- Explores specific relevant initiatives which have enhanced (or mitigated the impact of COVID-19) financial inclusion during the pandemic.
4. Key Deliverables and methodology
The Consultant will be required, along with AFI members and AFI Financial Inclusion Strategy Policy Manager, and other key stakeholders, to develop the key deliverables which include the following:
- One (1) comprehensive Guideline Note (25-30 pages, excluding annexes) which will achieve the objectives as stated above.
- One (1) PowerPoint Presentation with key insights from the Guideline Note.
- Info/datasheets which contain aggregated data/information extracted from data sources used, as well as sourced from interviews with representatives of AFI members.
- Desk research (global literature of relevant case studies, reports and publications).
- Key Informant Interviews (9 to 12) with a wide range of AFI members (but predominantly from African countries)
5. Timeline and consultant working days:
The consulting services will be provided from the date of signing the consulting agreement until 1 November 2021. The total number of consultant working days is not more than 25 days with all deliverables to be complete by 1 November 2021 the latest.
Traveling is not expected during this assignment.
7. Consultant Experience:
The Consultant undertaking this assignment should have the following qualifications:
· Advanced degree in a field related to Law, Economics, Public Policy, International Development or another related discipline.
· Knowledge of and experience in financial inclusion, rural finance and digital financial services / Fintech.
· Significant experience in conducting research, assessment and evaluation in the area of rural financial inclusion and access to finance.
· Fluency in English.
· Strong experience in writing quality reports (preferably related to rural financial inclusion).
Throughout the contract period, the Consultant will be reporting to AFI’s Financial Inclusion Strategy Policy Manager.
9. Criteria for Evaluation:
- Academic Qualification; 10%
- Experience and technical competence of the key staff for the assignment; 50%
- Adequacy of the proposed work plan and methodology in responding to the Terms of Reference:
· Technical approach and Methodology; 10%
· Workplan; 10%
- Sample work – Relevance to Assignment and demonstrated experience in writing; 20%
Total : 100%
How to apply
How to Apply
Interested applicants are expected to submit a proposal with updated CV and using template given (Download the RFP document here) by email to AFI’s Procurement & Contracts Office at firstname.lastname@example.org by 02nd August 2021.

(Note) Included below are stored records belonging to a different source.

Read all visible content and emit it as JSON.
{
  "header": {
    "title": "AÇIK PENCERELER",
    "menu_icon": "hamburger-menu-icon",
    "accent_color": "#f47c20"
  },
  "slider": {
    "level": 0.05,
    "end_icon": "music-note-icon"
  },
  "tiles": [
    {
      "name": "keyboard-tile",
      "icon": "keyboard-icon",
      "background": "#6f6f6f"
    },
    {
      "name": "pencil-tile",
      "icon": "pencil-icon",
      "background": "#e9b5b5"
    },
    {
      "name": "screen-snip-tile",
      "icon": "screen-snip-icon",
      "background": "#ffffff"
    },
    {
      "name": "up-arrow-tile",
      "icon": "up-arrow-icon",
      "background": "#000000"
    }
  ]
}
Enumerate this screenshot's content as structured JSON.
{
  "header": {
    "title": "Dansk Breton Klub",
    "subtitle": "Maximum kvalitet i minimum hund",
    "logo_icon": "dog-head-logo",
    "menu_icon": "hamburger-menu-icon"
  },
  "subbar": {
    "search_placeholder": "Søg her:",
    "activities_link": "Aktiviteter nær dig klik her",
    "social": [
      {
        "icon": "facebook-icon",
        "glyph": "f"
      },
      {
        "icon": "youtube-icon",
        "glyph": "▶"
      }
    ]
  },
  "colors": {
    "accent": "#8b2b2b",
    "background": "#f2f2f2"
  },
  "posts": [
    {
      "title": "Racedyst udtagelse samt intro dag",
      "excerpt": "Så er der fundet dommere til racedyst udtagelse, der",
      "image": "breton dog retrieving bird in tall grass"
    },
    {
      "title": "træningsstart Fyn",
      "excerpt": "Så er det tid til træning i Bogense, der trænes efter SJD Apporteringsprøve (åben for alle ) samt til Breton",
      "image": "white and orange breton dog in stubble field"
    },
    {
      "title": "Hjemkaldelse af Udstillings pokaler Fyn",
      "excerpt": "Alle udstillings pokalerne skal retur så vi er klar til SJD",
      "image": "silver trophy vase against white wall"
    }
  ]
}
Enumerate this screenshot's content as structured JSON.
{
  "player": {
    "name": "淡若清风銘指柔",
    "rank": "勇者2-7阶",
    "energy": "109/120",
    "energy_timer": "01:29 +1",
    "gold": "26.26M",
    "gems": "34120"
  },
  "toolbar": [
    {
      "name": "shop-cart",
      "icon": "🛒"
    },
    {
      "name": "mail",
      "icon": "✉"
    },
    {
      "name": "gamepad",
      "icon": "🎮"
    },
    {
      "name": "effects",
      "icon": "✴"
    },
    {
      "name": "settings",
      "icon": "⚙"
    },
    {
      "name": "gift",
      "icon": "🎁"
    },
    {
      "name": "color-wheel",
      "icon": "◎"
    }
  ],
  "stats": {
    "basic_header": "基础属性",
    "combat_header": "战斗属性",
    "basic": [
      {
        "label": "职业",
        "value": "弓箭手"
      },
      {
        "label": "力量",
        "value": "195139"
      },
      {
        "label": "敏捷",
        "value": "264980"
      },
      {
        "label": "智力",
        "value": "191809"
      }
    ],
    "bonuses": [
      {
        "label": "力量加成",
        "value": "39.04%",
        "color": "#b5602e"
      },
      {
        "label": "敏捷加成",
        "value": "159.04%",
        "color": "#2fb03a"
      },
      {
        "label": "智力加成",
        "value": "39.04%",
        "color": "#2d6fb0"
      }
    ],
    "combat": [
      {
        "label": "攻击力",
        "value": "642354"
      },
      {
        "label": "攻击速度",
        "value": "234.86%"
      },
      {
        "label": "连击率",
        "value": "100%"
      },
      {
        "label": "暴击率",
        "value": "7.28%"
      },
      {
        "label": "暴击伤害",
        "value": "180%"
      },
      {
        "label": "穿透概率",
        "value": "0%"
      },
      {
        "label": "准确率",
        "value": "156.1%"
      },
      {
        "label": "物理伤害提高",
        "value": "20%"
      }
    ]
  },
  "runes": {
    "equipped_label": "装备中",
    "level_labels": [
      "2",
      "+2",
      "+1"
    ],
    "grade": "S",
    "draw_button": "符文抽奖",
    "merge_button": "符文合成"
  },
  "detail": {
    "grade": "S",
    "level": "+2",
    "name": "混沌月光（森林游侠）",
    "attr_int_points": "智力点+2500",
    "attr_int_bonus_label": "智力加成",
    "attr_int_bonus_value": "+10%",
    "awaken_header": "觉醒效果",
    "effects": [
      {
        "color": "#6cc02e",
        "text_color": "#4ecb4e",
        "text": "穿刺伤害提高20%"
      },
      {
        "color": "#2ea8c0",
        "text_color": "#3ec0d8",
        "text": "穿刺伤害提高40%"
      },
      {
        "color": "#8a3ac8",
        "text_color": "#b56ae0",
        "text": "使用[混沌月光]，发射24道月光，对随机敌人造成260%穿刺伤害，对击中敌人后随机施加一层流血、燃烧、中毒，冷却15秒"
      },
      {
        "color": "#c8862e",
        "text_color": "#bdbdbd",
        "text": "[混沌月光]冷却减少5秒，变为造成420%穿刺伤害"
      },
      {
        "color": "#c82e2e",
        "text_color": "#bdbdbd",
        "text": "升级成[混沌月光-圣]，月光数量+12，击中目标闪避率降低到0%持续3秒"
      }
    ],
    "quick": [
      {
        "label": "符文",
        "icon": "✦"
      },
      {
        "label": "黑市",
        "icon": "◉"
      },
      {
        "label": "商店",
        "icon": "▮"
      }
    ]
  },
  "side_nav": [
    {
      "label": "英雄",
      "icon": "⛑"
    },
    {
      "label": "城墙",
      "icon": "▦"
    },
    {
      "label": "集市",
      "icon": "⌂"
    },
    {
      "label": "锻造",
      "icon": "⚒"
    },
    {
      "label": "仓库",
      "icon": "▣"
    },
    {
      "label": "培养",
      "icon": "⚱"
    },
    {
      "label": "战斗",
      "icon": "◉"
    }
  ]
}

The final decision on selection of a consultant/consulting firm for this project rests with AFI management team and with the Inquiry. Only shortlisted and successful consultants will be contacted